- TASK BRIEF
Among the entries, find each line that includes the string "Template" and list it.

───── MATERIALS PROVIDED

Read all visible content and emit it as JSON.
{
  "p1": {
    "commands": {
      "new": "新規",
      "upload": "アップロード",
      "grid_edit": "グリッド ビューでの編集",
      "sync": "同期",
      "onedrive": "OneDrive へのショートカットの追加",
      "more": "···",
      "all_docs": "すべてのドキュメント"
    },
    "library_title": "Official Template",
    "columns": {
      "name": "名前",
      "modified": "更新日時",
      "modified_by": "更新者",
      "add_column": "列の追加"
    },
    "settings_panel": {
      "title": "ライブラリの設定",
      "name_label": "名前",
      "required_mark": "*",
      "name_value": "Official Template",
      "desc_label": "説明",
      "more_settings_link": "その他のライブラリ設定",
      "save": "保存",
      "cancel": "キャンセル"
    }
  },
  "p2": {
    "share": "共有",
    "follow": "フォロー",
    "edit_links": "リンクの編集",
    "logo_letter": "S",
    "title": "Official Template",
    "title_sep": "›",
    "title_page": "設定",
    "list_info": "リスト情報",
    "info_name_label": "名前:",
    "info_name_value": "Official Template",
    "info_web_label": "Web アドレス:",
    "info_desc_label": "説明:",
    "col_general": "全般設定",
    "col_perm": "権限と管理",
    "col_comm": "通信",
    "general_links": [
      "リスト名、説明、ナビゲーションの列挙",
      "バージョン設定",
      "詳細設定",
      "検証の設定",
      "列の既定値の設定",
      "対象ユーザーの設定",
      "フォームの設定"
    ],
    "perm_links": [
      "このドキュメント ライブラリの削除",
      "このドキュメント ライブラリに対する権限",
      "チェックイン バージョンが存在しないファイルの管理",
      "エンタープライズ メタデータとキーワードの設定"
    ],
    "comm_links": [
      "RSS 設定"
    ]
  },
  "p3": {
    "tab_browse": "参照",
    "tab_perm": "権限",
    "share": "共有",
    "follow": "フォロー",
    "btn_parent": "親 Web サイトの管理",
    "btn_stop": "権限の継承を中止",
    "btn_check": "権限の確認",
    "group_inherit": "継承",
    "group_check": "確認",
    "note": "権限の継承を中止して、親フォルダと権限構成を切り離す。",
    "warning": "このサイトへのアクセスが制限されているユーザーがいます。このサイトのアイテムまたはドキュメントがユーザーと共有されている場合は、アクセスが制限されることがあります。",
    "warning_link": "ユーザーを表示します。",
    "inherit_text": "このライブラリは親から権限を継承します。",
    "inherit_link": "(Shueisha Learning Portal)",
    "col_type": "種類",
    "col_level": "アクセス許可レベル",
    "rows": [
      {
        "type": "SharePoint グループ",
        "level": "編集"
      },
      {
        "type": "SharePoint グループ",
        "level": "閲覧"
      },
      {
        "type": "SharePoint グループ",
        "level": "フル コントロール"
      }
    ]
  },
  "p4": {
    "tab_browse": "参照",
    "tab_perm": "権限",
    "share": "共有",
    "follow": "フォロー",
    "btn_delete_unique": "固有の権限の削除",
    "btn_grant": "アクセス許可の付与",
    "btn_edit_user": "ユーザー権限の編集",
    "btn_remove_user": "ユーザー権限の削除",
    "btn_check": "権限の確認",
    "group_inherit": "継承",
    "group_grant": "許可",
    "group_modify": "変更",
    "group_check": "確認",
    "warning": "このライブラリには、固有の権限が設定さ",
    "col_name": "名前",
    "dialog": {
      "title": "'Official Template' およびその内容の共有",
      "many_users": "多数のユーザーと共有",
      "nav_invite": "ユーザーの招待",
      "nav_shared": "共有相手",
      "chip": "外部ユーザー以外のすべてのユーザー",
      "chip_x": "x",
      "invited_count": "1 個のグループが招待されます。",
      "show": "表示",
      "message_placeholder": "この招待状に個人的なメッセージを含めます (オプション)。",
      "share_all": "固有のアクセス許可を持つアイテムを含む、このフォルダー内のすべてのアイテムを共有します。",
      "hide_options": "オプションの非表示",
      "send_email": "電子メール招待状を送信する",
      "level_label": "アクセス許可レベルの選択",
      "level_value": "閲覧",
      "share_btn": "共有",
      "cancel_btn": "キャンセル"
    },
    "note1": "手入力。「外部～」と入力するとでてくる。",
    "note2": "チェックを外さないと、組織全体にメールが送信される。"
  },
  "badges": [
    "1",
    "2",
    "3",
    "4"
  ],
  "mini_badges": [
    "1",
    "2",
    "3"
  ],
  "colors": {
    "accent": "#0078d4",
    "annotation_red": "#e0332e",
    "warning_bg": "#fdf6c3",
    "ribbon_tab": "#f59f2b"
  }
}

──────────

- REPLY TO THE TASK
    "library_title": "Official Template",
      "name_value": "Official Template",
    "title": "Official Template",
    "info_name_value": "Official Template",
      "title": "'Official Template' およびその内容の共有",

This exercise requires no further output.